App and web page records:
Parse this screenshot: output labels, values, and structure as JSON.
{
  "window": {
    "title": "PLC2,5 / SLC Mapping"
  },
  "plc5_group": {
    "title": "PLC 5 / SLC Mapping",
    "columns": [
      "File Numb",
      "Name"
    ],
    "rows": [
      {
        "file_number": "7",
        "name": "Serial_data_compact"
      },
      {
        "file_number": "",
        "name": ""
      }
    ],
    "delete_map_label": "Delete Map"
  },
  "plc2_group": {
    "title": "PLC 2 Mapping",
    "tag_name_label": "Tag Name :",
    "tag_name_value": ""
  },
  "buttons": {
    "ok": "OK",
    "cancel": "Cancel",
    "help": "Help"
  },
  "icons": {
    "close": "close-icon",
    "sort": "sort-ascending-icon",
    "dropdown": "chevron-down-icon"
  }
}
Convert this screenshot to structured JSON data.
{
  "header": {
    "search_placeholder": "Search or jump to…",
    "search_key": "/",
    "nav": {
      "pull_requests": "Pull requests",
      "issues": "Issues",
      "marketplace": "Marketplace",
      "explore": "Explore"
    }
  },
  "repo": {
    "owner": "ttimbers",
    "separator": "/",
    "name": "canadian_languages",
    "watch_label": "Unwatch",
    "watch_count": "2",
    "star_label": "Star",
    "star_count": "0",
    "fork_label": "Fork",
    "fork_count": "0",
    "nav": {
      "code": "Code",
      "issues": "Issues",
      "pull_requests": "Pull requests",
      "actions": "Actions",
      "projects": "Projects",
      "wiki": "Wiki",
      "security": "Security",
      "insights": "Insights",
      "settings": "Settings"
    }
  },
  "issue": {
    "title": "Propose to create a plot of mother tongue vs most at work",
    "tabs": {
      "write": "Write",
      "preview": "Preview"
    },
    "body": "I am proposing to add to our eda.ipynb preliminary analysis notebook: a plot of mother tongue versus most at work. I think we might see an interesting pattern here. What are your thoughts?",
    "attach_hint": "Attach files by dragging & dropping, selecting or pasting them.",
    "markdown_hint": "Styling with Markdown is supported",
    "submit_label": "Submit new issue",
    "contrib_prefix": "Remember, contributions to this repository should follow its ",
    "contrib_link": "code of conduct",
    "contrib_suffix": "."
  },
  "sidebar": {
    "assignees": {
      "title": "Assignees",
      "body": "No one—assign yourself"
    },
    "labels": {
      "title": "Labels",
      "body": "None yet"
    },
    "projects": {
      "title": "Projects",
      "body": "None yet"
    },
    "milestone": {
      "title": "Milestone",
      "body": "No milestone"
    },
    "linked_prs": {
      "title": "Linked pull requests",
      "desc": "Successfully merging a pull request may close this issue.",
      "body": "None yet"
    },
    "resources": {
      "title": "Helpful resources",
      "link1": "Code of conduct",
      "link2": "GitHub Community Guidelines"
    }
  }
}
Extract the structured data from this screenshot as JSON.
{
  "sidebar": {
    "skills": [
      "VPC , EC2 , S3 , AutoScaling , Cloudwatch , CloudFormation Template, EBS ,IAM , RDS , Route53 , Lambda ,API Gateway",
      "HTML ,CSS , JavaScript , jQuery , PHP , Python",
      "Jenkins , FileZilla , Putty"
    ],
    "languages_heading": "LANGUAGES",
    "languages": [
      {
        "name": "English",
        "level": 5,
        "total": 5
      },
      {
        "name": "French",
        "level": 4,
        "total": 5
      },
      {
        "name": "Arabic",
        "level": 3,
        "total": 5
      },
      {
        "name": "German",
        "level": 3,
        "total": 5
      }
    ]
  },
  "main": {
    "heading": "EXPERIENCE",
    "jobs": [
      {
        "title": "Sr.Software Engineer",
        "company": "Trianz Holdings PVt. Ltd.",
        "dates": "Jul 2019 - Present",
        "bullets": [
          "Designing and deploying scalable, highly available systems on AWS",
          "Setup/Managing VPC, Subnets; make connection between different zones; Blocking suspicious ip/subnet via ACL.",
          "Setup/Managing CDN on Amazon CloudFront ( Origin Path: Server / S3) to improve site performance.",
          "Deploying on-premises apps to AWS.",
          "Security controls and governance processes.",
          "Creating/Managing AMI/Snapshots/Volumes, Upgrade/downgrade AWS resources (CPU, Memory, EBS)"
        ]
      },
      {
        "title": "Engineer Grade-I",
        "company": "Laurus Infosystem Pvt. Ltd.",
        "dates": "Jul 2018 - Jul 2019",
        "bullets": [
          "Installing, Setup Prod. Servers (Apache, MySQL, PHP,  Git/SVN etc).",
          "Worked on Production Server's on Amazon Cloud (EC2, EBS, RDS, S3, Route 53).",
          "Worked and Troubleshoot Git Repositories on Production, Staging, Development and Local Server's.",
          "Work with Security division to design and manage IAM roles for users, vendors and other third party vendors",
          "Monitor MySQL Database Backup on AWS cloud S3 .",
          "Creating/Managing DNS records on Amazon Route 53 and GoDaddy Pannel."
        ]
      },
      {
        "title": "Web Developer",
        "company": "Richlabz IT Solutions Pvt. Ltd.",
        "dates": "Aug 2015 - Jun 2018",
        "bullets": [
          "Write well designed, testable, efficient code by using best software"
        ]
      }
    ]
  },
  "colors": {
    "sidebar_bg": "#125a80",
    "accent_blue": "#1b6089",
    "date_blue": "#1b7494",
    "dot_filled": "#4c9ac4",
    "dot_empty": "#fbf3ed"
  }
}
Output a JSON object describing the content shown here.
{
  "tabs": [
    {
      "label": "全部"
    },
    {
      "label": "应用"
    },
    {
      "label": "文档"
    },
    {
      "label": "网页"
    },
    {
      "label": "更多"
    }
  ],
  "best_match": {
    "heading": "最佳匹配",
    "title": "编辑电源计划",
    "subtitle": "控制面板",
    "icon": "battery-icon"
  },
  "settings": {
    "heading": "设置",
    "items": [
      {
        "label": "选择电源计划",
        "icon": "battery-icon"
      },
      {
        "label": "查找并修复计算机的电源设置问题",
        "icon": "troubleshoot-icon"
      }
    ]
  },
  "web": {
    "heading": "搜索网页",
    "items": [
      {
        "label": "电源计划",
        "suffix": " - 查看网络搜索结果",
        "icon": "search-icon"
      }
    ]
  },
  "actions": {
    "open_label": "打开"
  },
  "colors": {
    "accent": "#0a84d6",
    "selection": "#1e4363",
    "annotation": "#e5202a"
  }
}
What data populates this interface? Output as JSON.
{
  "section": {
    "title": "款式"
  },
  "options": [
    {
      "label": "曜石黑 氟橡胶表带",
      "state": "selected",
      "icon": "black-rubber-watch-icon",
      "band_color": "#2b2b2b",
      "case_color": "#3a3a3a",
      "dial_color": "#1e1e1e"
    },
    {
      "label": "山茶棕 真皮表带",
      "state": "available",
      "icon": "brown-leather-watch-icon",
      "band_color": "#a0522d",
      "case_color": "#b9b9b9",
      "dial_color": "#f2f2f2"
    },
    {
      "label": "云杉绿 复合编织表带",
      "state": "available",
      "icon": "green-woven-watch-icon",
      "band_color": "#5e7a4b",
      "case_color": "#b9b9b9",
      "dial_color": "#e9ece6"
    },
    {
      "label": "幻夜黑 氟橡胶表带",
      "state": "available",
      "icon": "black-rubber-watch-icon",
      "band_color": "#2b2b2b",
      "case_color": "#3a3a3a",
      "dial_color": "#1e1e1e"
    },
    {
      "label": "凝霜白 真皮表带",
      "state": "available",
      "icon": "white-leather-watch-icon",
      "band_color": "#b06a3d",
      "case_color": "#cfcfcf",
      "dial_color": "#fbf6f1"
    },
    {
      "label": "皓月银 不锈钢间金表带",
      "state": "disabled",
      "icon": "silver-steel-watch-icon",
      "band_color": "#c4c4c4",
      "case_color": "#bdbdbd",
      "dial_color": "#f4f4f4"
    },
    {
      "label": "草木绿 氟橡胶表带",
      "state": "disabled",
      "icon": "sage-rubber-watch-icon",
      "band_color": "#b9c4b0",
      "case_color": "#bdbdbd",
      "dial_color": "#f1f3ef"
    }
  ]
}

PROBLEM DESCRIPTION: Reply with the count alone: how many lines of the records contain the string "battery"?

THE COMPLETED TASK: 2